Tigers Impact And Beyond
- by Kelvin Miyahira
When I wrote a column about Tiger’s impact, I think it was just half the story. Just as important as it is to get to impact in a great position, there is a need to continue to drive your way through impact so that you can hit it both far and straight.
Using my Casio EX-F1 super high speed digital camera, I shot this video at 300 frames per second to get these awesome pictures of Tiger’s swing while at the US Open at Torrey Pines in June 2008. Take a look at how great he swings even with an injured left leg.
His left wrist begins to flatten and the left forearm begins to rotate. Notice the position of the left forearm and wrist bone. It is beginning to rotate towards the target along with the back of the left hand.
Amateurs typically do not rotate these segments and typically their left wrist would be in a a cupped position with the knuckles on the left hand leading. So it gets to the point where the only chance to compensate would be to flip the clubface closed.
Just before impact, his right elbow is still driving forward. His right wrist is very much cocked back and holding.
Tiger has a nicely flat wrist at impact. His right arm is extended but notice the right wrist still has not released yet. This one final segment (right wrist) could add more power but at what cost? Added wildness?

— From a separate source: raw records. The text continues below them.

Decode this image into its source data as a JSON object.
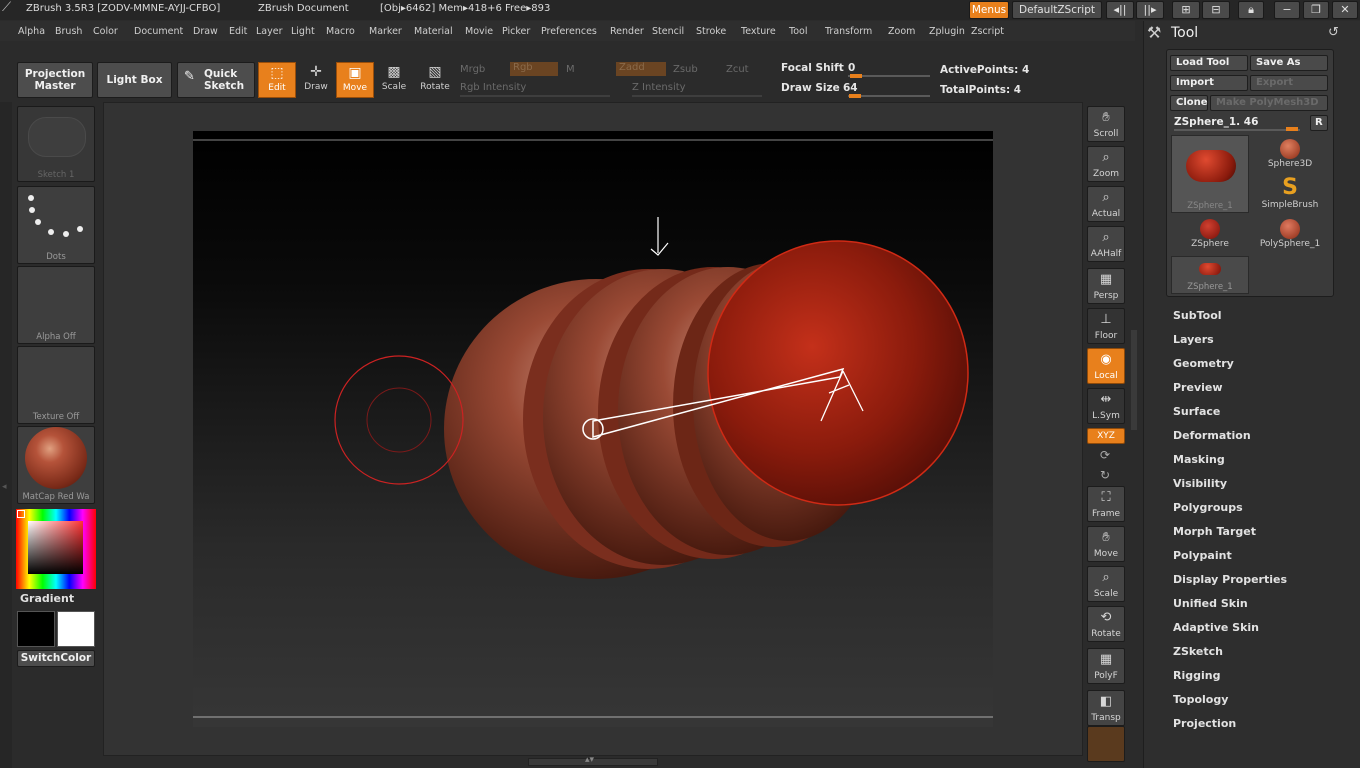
{
  "titlebar": {
    "app": "ZBrush 3.5R3 [ZODV-MMNE-AYJJ-CFBO]",
    "document": "ZBrush Document",
    "obj_info": "[Obj▸6462] Mem▸418+6 Free▸893",
    "menus_button": "Menus",
    "script_button": "DefaultZScript"
  },
  "menubar": [
    "Alpha",
    "Brush",
    "Color",
    "Document",
    "Draw",
    "Edit",
    "Layer",
    "Light",
    "Macro",
    "Marker",
    "Material",
    "Movie",
    "Picker",
    "Preferences",
    "Render",
    "Stencil",
    "Stroke",
    "Texture",
    "Tool",
    "Transform",
    "Zoom",
    "Zplugin",
    "Zscript"
  ],
  "toolbar": {
    "projection_master": "Projection Master",
    "light_box": "Light Box",
    "quick_sketch": "Quick Sketch",
    "edit": "Edit",
    "draw": "Draw",
    "move": "Move",
    "scale": "Scale",
    "rotate": "Rotate",
    "mrgb": "Mrgb",
    "rgb": "Rgb",
    "m": "M",
    "zadd": "Zadd",
    "zsub": "Zsub",
    "zcut": "Zcut",
    "rgb_intensity": "Rgb Intensity",
    "z_intensity": "Z Intensity",
    "focal_shift_label": "Focal Shift",
    "focal_shift_value": "0",
    "draw_size_label": "Draw Size",
    "draw_size_value": "64",
    "active_points": "ActivePoints: 4",
    "total_points": "TotalPoints: 4"
  },
  "leftcol": {
    "sketch": "Sketch 1",
    "dots": "Dots",
    "alpha": "Alpha Off",
    "texture": "Texture Off",
    "material": "MatCap Red Wa",
    "gradient": "Gradient",
    "switchcolor": "SwitchColor"
  },
  "rightdock": [
    {
      "name": "scroll",
      "label": "Scroll",
      "icon": "hand-icon"
    },
    {
      "name": "zoom",
      "label": "Zoom",
      "icon": "magnifier-icon"
    },
    {
      "name": "actual",
      "label": "Actual",
      "icon": "magnifier-icon"
    },
    {
      "name": "aahalf",
      "label": "AAHalf",
      "icon": "magnifier-icon"
    },
    {
      "name": "persp",
      "label": "Persp",
      "icon": "grid-icon"
    },
    {
      "name": "floor",
      "label": "Floor",
      "icon": "floor-icon"
    },
    {
      "name": "local",
      "label": "Local",
      "icon": "local-icon"
    },
    {
      "name": "lsym",
      "label": "L.Sym",
      "icon": "symmetry-icon"
    },
    {
      "name": "xyz",
      "label": "XYZ",
      "icon": "xyz-icon"
    },
    {
      "name": "frame",
      "label": "Frame",
      "icon": "frame-icon"
    },
    {
      "name": "move",
      "label": "Move",
      "icon": "hand-icon"
    },
    {
      "name": "scale",
      "label": "Scale",
      "icon": "magnifier-icon"
    },
    {
      "name": "rotate",
      "label": "Rotate",
      "icon": "rotate-icon"
    },
    {
      "name": "polyf",
      "label": "PolyF",
      "icon": "grid-icon"
    },
    {
      "name": "transp",
      "label": "Transp",
      "icon": "transparency-icon"
    }
  ],
  "toolpanel": {
    "title": "Tool",
    "load_tool": "Load Tool",
    "save_as": "Save As",
    "import": "Import",
    "export": "Export",
    "clone": "Clone",
    "make_polymesh": "Make PolyMesh3D",
    "current_tool": "ZSphere_1. 46",
    "r_button": "R",
    "tools": [
      "ZSphere_1",
      "Sphere3D",
      "SimpleBrush",
      "ZSphere",
      "PolySphere_1",
      "ZSphere_1"
    ],
    "sections": [
      "SubTool",
      "Layers",
      "Geometry",
      "Preview",
      "Surface",
      "Deformation",
      "Masking",
      "Visibility",
      "Polygroups",
      "Morph Target",
      "Polypaint",
      "Display Properties",
      "Unified Skin",
      "Adaptive Skin",
      "ZSketch",
      "Rigging",
      "Topology",
      "Projection"
    ]
  },
  "colors": {
    "accent": "#e8801c",
    "background": "#2b2b2b",
    "model_red": "#a8321e"
  }
}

One key element of his arm movement is the left arm does not fold early. Flippers and handsy players would typically have their left elbow in a slightly bent position with the left elbow pointed down. Tiger has his left elbow pointed directly behind him. This once again proves how little hand or arm action he's using to hit the ball. He's doing everything he can to provide stabilization of the hands and wrists rather than to make them more active. Thus, his body is more active than most and his arms break down far later than most.

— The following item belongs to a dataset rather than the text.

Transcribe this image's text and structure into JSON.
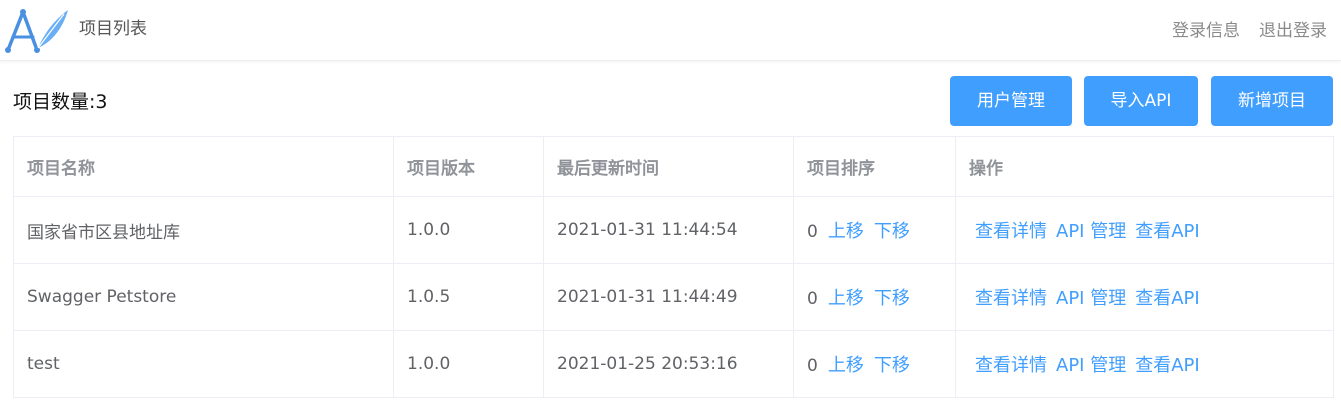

Do you see any rehinging yet?
Variable Resistance Heavy Club
Here’s another success story. 72-year-old Ron Shirai of Electronic Business Machines is a long time golfer that has always had trouble getting too steep in his old age. He couldn’t turn well on the backswing so his arms would just float up and get steep. From there, he’d hit choppy pull hooks and weak fades. Despite that he had a 16 handicap but was going downhill as the age factor crept in. Until now……….
A couple of weeks ago, I let him try my variable resistance heavy club and he swung it everyday. It helped him with his flexibility so he could turn better, get on a flatter plane and more importantly got his sequencing right. By doing so he also improved his impact position resulting in better contact and more clubhead speed.
One week later he shot a 79 and was hitting the ball 20-25 yards farther on every club. He was in places he’d never been at his home course so it was surely helping him. Take a look at his sequences.
Isn’t that just like Tiger?
Variable Resistance Heavy Club
- Taper tip iron shaft is best but parallel tip will work as well. Dynamic or any shaft with large butt .620 is better than .600. Cut shaft to 38” long.
- ½” rebar cut to approximately 12-14” long.
- Fine sand
- 5/16” diameter 4” to 6” long eyebolt
- solid golf ball
- short 5" piece of chain 2/0 twist link chain
- short 5” piece of ¼” chain
- 2 - 3/16” quicklinks
- nylon cord, shoestring or leather shoelace for whip effect
- golf grip
- Metal cutting saw or hacksaw
- Grinding wheel
How to assemble
- Start by drilling ball with 3/8” drill bit. Be sure ball is not wound type. Must be solid ball.
- Epoxy ball onto shaft. Bottom of ball should be flush with bottom of shaft.
- Epoxy the eyebolt into the end of the golf shaft.
- Once eyebolt is set, test fit rebar to see if the entire 14” of rebar will fit into butt end of shaft. If close, within a few inches, some grinding on the lower part of the rebar will help to make it fit. If really far from fitting, may have to cut shorter, then try to refit.
- Pour sand into shaft. Be sure to leave enough space for the rebar to fit as well.
- Insert rebar into shaft.
- Pour more sand into shaft to make it fill gaps between the shaft and rebar.
- Cover top of shaft with grip tape so sand does not escape.
- Wrap grip tape on shaft as usual and install grip.
- Connect quicklink to eyebolt ring and connect to the larger segment of chain.
- Connect larger chain to smaller chain using the quicklink. Be sure to epoxy the threads of the quicklink so as to secure it permanently.
- Last, tie some thin nylon cord or I’ve used leather shoelace, to the end of the chain for whip effect. Cord should extend approximately 10” out beyond the chain. If using nylon, be sure to burn the tips to keep it from unraveling.